Extracted material below:

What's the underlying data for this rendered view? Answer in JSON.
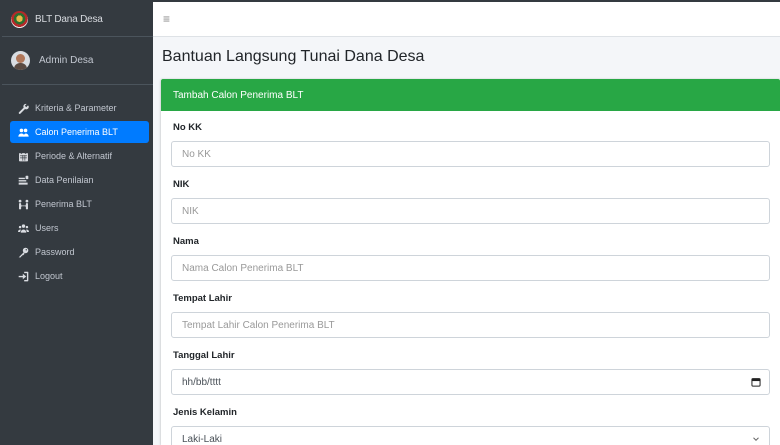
{
  "brand": {
    "title": "BLT Dana Desa"
  },
  "user": {
    "name": "Admin Desa"
  },
  "sidebar": {
    "items": [
      {
        "label": "Kriteria & Parameter",
        "icon": "wrench-icon"
      },
      {
        "label": "Calon Penerima BLT",
        "icon": "users-icon",
        "active": true
      },
      {
        "label": "Periode & Alternatif",
        "icon": "calendar-icon"
      },
      {
        "label": "Data Penilaian",
        "icon": "clipboard-icon"
      },
      {
        "label": "Penerima BLT",
        "icon": "people-arrows-icon"
      },
      {
        "label": "Users",
        "icon": "user-group-icon"
      },
      {
        "label": "Password",
        "icon": "key-icon"
      },
      {
        "label": "Logout",
        "icon": "logout-icon"
      }
    ]
  },
  "topbar": {
    "menu_icon": "≡"
  },
  "page": {
    "title": "Bantuan Langsung Tunai Dana Desa"
  },
  "form": {
    "card_title": "Tambah Calon Penerima BLT",
    "no_kk": {
      "label": "No KK",
      "placeholder": "No KK"
    },
    "nik": {
      "label": "NIK",
      "placeholder": "NIK"
    },
    "nama": {
      "label": "Nama",
      "placeholder": "Nama Calon Penerima BLT"
    },
    "tempat_lahir": {
      "label": "Tempat Lahir",
      "placeholder": "Tempat Lahir Calon Penerima BLT"
    },
    "tanggal_lahir": {
      "label": "Tanggal Lahir",
      "value": "hh/bb/tttt"
    },
    "jenis_kelamin": {
      "label": "Jenis Kelamin",
      "value": "Laki-Laki"
    }
  },
  "colors": {
    "sidebar": "#343a40",
    "active": "#007bff",
    "card_header": "#28a745"
  }
}
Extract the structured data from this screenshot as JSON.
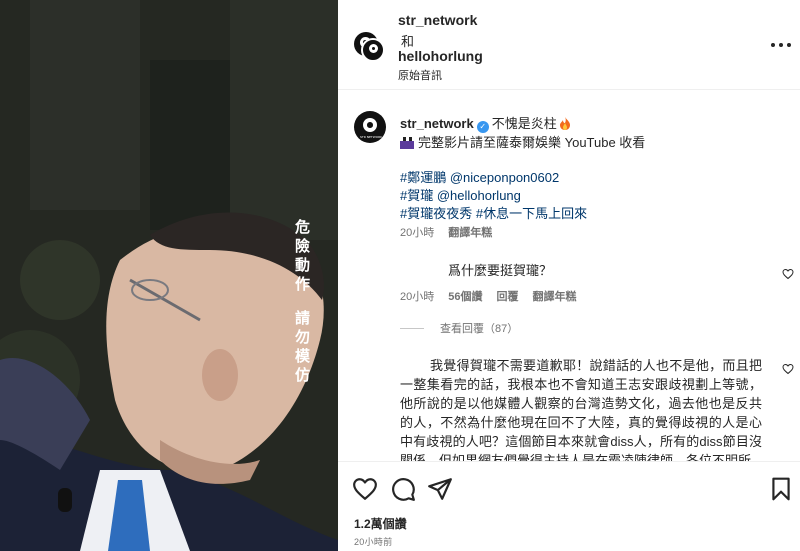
{
  "media": {
    "overlay_line1": "危險動作",
    "overlay_line2": "請勿模仿"
  },
  "header": {
    "account_primary": "str_network",
    "conjunction": "和",
    "account_secondary": "hellohorlung",
    "audio_label": "原始音訊",
    "avatar_text": "STR NETWORK",
    "more_icon": "more-horizontal-icon"
  },
  "caption": {
    "username": "str_network",
    "headline": "不愧是炎柱",
    "video_line": "完整影片請至薩泰爾娛樂 YouTube 收看",
    "tag_line1": [
      "#鄭運鵬",
      "@niceponpon0602"
    ],
    "tag_line2": [
      "#賀瓏",
      "@hellohorlung"
    ],
    "tag_line3": [
      "#賀瓏夜夜秀",
      "#休息一下馬上回來"
    ],
    "time": "20小時",
    "translate": "翻譯年糕"
  },
  "comments": [
    {
      "text": "爲什麼要挺賀瓏？",
      "time": "20小時",
      "likes": "56個讚",
      "reply_label": "回覆",
      "translate": "翻譯年糕",
      "view_replies": "查看回覆（87）"
    },
    {
      "text": "我覺得賀瓏不需要道歉耶！說錯話的人也不是他，而且把一整集看完的話，我根本也不會知道王志安跟歧視劃上等號，他所說的是以他媒體人觀察的台灣造勢文化，過去他也是反共的人，不然為什麼他現在回不了大陸，真的覺得歧視的人是心中有歧視的人吧？這個節目本來就會diss人，所有的diss節目沒關係，但如果網友們覺得主持人是在霸凌陳律師，各位不明所"
    }
  ],
  "actions": {
    "like_icon": "heart-icon",
    "comment_icon": "comment-icon",
    "share_icon": "paper-plane-icon",
    "save_icon": "bookmark-icon",
    "likes_count": "1.2萬個讚",
    "posted": "20小時前"
  },
  "colors": {
    "link": "#00376b",
    "verified": "#3897f0",
    "muted": "#737373"
  }
}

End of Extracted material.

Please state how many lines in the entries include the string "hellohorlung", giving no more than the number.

**Answer to this task**
2